Omitting the pictures, restate all of the entries below exactly.

Information given below:

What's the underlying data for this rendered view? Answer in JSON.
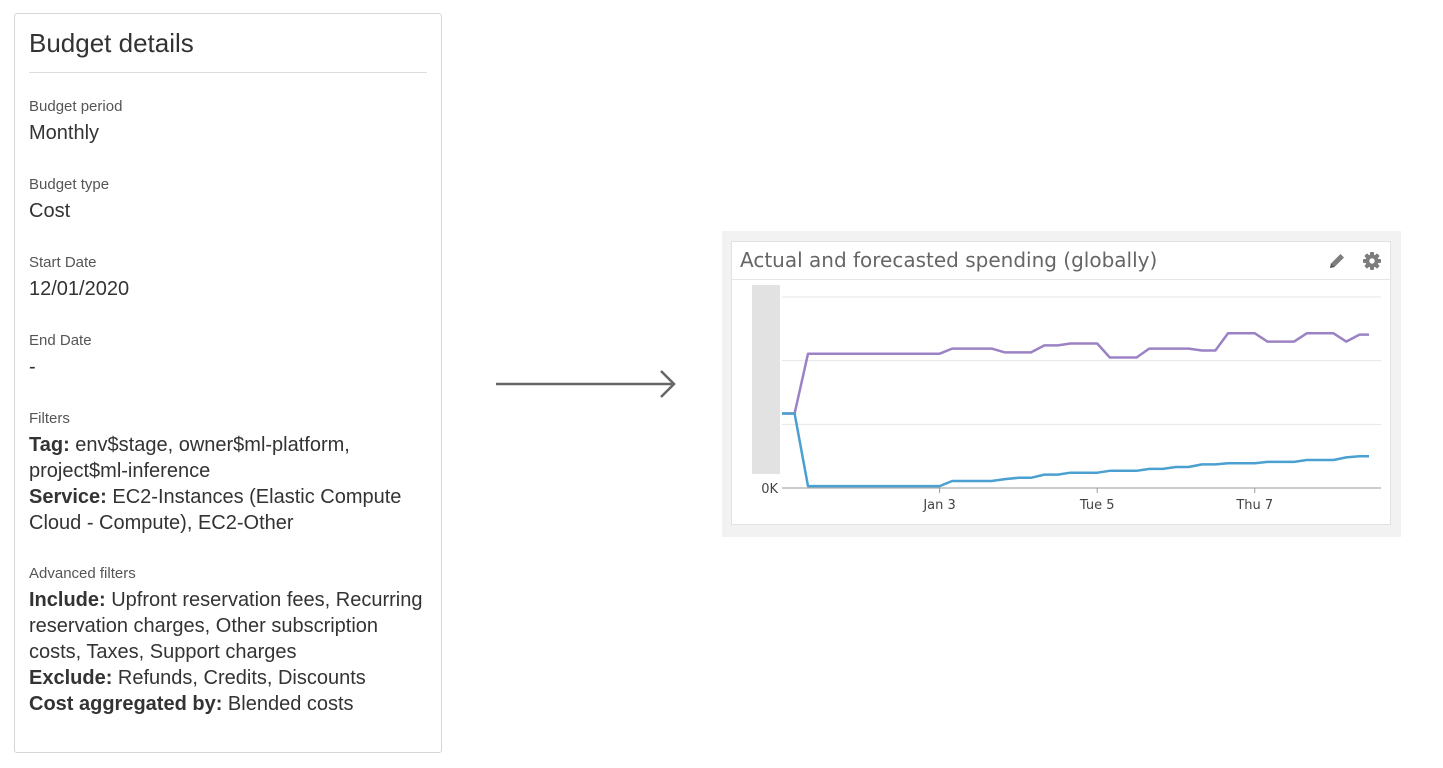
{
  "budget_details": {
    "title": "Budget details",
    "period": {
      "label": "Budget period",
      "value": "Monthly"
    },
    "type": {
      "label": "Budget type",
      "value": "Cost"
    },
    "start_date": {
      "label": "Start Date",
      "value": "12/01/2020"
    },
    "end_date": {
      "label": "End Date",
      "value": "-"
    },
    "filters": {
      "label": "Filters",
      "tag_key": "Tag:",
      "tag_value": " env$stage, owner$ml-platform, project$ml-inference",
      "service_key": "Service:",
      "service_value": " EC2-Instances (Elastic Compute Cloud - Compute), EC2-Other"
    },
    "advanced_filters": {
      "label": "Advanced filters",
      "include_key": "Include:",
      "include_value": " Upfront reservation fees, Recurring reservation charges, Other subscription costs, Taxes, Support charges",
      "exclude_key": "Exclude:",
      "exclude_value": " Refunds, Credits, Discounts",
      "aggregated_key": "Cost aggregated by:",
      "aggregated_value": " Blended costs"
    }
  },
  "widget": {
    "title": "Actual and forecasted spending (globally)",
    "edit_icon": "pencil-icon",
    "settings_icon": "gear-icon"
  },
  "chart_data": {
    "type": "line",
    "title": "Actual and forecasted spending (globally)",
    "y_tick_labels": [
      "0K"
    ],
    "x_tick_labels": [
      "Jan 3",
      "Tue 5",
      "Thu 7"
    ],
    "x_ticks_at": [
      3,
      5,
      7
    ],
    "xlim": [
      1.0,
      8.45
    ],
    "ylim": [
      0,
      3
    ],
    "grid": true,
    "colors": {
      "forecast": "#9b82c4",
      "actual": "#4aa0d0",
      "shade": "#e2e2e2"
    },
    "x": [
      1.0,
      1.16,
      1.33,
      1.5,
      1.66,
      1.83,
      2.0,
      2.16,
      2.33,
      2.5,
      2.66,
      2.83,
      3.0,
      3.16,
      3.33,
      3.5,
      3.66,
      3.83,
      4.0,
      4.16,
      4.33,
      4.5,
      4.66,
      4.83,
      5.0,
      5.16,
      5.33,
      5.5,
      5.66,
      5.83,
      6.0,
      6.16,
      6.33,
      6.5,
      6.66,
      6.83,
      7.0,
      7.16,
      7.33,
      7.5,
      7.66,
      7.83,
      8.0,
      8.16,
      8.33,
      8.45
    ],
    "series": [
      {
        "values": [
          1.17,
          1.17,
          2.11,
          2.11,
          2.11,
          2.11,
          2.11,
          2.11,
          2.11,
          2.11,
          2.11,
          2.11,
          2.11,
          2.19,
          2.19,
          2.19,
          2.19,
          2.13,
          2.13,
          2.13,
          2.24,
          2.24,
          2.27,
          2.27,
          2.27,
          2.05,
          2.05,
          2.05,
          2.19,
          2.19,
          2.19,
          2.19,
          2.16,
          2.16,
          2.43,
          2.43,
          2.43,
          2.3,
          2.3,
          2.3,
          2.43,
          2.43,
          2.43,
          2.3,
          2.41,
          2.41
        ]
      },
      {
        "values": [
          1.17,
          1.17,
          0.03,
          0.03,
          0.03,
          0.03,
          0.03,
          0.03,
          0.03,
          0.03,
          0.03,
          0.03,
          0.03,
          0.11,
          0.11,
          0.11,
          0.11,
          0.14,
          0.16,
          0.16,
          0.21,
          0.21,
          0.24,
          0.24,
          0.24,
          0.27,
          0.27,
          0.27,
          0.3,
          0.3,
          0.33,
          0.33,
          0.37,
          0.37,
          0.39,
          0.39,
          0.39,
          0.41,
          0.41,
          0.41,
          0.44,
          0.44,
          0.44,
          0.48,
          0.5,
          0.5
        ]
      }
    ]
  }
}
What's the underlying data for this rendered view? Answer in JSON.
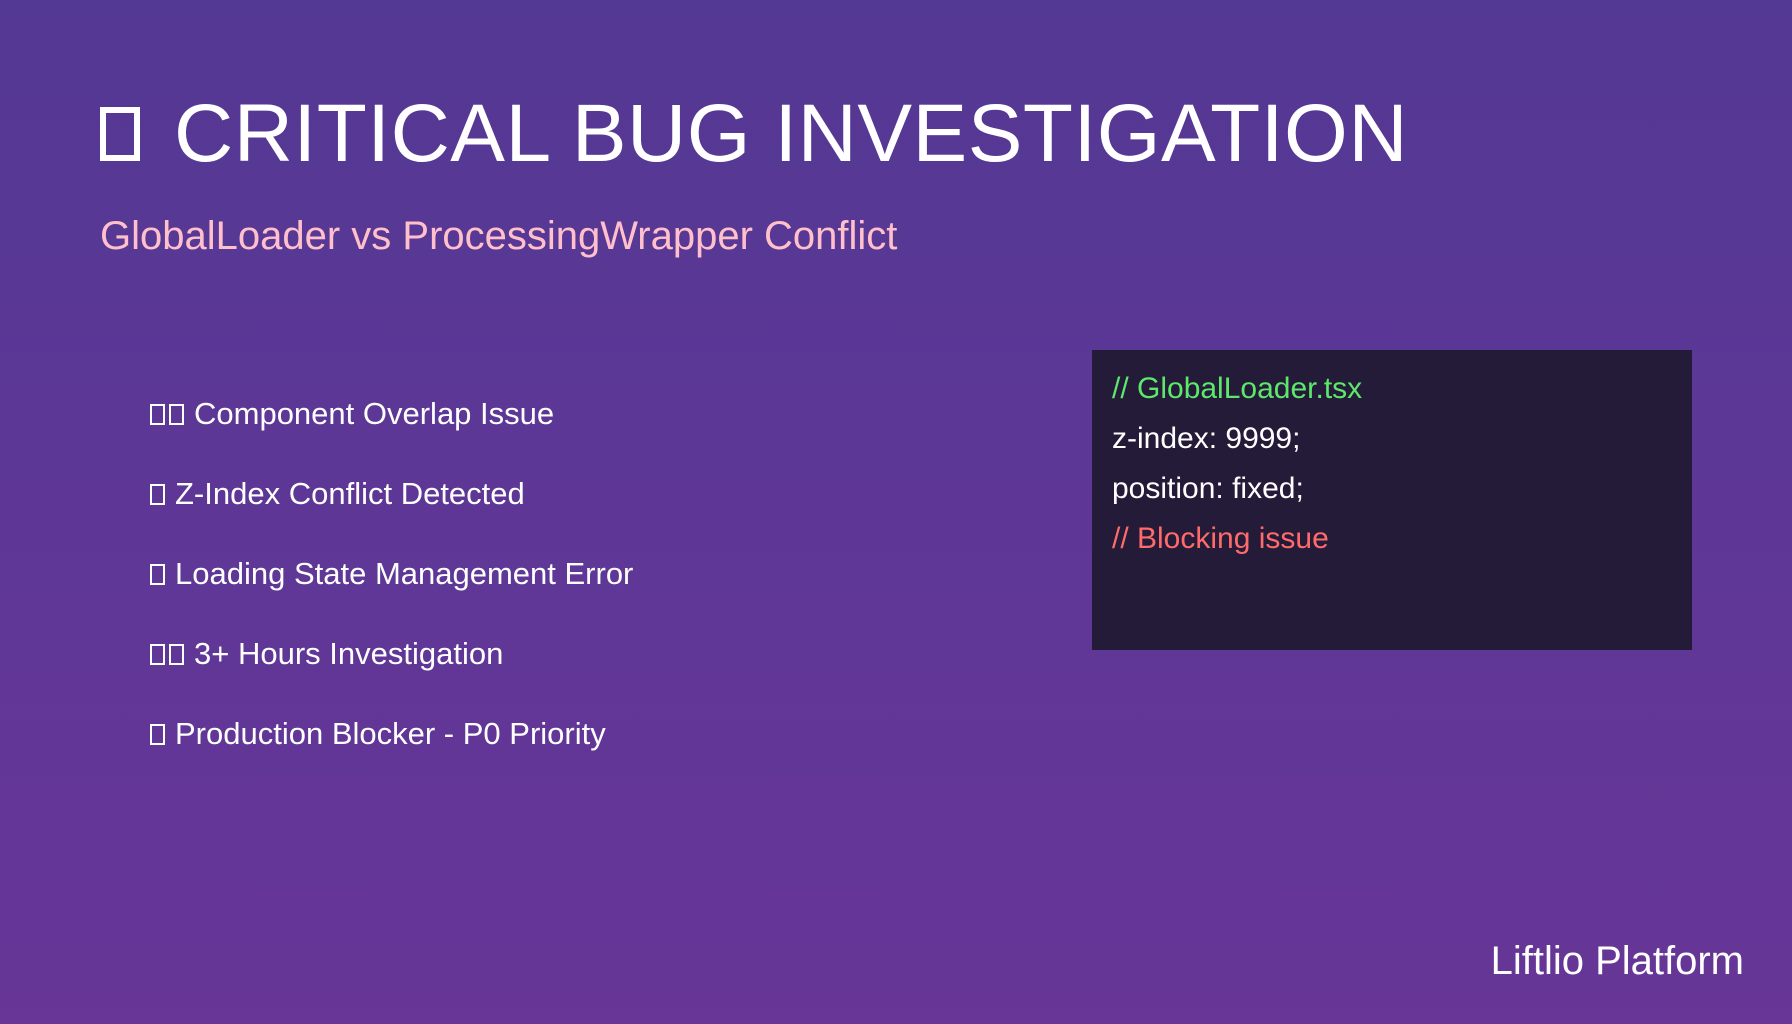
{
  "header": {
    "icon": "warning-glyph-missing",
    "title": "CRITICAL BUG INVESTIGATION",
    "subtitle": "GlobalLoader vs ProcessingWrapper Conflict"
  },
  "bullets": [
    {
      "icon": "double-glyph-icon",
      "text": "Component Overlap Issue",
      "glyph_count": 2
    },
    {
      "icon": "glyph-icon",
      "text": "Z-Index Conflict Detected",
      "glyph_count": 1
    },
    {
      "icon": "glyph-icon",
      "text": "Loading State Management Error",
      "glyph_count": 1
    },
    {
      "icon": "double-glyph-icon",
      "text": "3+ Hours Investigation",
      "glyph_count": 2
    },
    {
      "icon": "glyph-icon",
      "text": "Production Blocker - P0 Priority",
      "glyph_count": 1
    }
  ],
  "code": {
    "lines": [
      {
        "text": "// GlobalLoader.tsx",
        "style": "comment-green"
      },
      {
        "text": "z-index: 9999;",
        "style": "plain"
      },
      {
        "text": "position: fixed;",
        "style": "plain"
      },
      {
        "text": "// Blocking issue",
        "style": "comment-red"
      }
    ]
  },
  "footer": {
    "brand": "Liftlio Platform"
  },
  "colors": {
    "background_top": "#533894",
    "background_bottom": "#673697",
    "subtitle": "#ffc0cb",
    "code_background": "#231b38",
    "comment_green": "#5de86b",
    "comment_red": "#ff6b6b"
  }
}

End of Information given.

Exercise result:
What's the underlying data for this rendered view? Answer in JSON.
{
  "budget_details": {
    "title": "Budget details",
    "period": {
      "label": "Budget period",
      "value": "Monthly"
    },
    "type": {
      "label": "Budget type",
      "value": "Cost"
    },
    "start_date": {
      "label": "Start Date",
      "value": "12/01/2020"
    },
    "end_date": {
      "label": "End Date",
      "value": "-"
    },
    "filters": {
      "label": "Filters",
      "tag_key": "Tag:",
      "tag_value": " env$stage, owner$ml-platform, project$ml-inference",
      "service_key": "Service:",
      "service_value": " EC2-Instances (Elastic Compute Cloud - Compute), EC2-Other"
    },
    "advanced_filters": {
      "label": "Advanced filters",
      "include_key": "Include:",
      "include_value": " Upfront reservation fees, Recurring reservation charges, Other subscription costs, Taxes, Support charges",
      "exclude_key": "Exclude:",
      "exclude_value": " Refunds, Credits, Discounts",
      "aggregated_key": "Cost aggregated by:",
      "aggregated_value": " Blended costs"
    }
  },
  "widget": {
    "title": "Actual and forecasted spending (globally)",
    "edit_icon": "pencil-icon",
    "settings_icon": "gear-icon"
  },
  "chart_data": {
    "type": "line",
    "title": "Actual and forecasted spending (globally)",
    "y_tick_labels": [
      "0K"
    ],
    "x_tick_labels": [
      "Jan 3",
      "Tue 5",
      "Thu 7"
    ],
    "x_ticks_at": [
      3,
      5,
      7
    ],
    "xlim": [
      1.0,
      8.45
    ],
    "ylim": [
      0,
      3
    ],
    "grid": true,
    "colors": {
      "forecast": "#9b82c4",
      "actual": "#4aa0d0",
      "shade": "#e2e2e2"
    },
    "x": [
      1.0,
      1.16,
      1.33,
      1.5,
      1.66,
      1.83,
      2.0,
      2.16,
      2.33,
      2.5,
      2.66,
      2.83,
      3.0,
      3.16,
      3.33,
      3.5,
      3.66,
      3.83,
      4.0,
      4.16,
      4.33,
      4.5,
      4.66,
      4.83,
      5.0,
      5.16,
      5.33,
      5.5,
      5.66,
      5.83,
      6.0,
      6.16,
      6.33,
      6.5,
      6.66,
      6.83,
      7.0,
      7.16,
      7.33,
      7.5,
      7.66,
      7.83,
      8.0,
      8.16,
      8.33,
      8.45
    ],
    "series": [
      {
        "values": [
          1.17,
          1.17,
          2.11,
          2.11,
          2.11,
          2.11,
          2.11,
          2.11,
          2.11,
          2.11,
          2.11,
          2.11,
          2.11,
          2.19,
          2.19,
          2.19,
          2.19,
          2.13,
          2.13,
          2.13,
          2.24,
          2.24,
          2.27,
          2.27,
          2.27,
          2.05,
          2.05,
          2.05,
          2.19,
          2.19,
          2.19,
          2.19,
          2.16,
          2.16,
          2.43,
          2.43,
          2.43,
          2.3,
          2.3,
          2.3,
          2.43,
          2.43,
          2.43,
          2.3,
          2.41,
          2.41
        ]
      },
      {
        "values": [
          1.17,
          1.17,
          0.03,
          0.03,
          0.03,
          0.03,
          0.03,
          0.03,
          0.03,
          0.03,
          0.03,
          0.03,
          0.03,
          0.11,
          0.11,
          0.11,
          0.11,
          0.14,
          0.16,
          0.16,
          0.21,
          0.21,
          0.24,
          0.24,
          0.24,
          0.27,
          0.27,
          0.27,
          0.3,
          0.3,
          0.33,
          0.33,
          0.37,
          0.37,
          0.39,
          0.39,
          0.39,
          0.41,
          0.41,
          0.41,
          0.44,
          0.44,
          0.44,
          0.48,
          0.5,
          0.5
        ]
      }
    ]
  }
}
What's the underlying data for this rendered view? Answer in JSON.
{
  "header": {
    "icon": "warning-glyph-missing",
    "title": "CRITICAL BUG INVESTIGATION",
    "subtitle": "GlobalLoader vs ProcessingWrapper Conflict"
  },
  "bullets": [
    {
      "icon": "double-glyph-icon",
      "text": "Component Overlap Issue",
      "glyph_count": 2
    },
    {
      "icon": "glyph-icon",
      "text": "Z-Index Conflict Detected",
      "glyph_count": 1
    },
    {
      "icon": "glyph-icon",
      "text": "Loading State Management Error",
      "glyph_count": 1
    },
    {
      "icon": "double-glyph-icon",
      "text": "3+ Hours Investigation",
      "glyph_count": 2
    },
    {
      "icon": "glyph-icon",
      "text": "Production Blocker - P0 Priority",
      "glyph_count": 1
    }
  ],
  "code": {
    "lines": [
      {
        "text": "// GlobalLoader.tsx",
        "style": "comment-green"
      },
      {
        "text": "z-index: 9999;",
        "style": "plain"
      },
      {
        "text": "position: fixed;",
        "style": "plain"
      },
      {
        "text": "// Blocking issue",
        "style": "comment-red"
      }
    ]
  },
  "footer": {
    "brand": "Liftlio Platform"
  },
  "colors": {
    "background_top": "#533894",
    "background_bottom": "#673697",
    "subtitle": "#ffc0cb",
    "code_background": "#231b38",
    "comment_green": "#5de86b",
    "comment_red": "#ff6b6b"
  }
}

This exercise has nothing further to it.